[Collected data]
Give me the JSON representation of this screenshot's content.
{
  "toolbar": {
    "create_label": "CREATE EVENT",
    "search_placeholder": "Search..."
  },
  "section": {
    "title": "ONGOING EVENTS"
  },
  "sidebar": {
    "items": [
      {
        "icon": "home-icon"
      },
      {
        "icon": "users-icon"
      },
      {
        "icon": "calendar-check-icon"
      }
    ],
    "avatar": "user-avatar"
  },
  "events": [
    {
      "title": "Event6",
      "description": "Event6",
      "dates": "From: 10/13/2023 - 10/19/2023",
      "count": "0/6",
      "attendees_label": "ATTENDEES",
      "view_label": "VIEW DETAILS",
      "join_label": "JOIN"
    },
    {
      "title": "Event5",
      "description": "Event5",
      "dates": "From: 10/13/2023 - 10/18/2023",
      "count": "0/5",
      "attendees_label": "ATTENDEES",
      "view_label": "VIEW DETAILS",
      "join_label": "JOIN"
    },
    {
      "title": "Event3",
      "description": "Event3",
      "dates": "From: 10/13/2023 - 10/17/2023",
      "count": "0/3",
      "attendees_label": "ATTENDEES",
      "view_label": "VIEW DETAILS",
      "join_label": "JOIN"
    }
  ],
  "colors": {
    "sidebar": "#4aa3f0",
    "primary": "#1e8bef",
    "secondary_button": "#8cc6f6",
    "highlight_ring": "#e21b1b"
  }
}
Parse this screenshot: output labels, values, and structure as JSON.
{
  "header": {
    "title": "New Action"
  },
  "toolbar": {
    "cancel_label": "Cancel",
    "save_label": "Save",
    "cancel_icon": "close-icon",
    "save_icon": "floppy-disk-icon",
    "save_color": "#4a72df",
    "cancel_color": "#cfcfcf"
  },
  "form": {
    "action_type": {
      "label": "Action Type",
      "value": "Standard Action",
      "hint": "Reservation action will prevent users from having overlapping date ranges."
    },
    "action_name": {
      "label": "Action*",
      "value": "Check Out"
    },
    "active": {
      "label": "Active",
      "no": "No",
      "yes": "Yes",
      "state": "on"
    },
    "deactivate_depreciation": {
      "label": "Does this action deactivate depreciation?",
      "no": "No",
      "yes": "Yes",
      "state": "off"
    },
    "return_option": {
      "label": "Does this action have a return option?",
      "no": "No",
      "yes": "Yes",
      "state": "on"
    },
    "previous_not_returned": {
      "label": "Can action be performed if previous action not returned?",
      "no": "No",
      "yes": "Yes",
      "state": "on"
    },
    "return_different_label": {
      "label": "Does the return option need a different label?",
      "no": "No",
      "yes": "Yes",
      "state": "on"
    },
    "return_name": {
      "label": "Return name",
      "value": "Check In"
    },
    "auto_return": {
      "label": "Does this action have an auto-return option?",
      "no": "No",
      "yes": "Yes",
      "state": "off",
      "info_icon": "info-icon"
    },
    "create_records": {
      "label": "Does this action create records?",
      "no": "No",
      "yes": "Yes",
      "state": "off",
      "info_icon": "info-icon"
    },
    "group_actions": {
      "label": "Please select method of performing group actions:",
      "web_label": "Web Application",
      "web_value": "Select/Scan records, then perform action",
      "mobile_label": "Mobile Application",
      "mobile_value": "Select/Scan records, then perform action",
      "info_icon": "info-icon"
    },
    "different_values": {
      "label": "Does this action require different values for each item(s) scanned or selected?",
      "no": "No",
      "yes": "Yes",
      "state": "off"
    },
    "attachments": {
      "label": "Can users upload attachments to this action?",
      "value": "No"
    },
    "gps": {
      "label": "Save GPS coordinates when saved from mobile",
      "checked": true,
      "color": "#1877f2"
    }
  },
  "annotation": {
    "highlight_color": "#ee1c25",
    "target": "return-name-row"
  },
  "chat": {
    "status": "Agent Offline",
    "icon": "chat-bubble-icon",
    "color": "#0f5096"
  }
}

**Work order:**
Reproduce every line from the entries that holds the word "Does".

**Task solution:**
      "label": "Does this action deactivate depreciation?",
      "label": "Does this action have a return option?",
      "label": "Does the return option need a different label?",
      "label": "Does this action have an auto-return option?",
      "label": "Does this action create records?",
      "label": "Does this action require different values for each item(s) scanned or selected?",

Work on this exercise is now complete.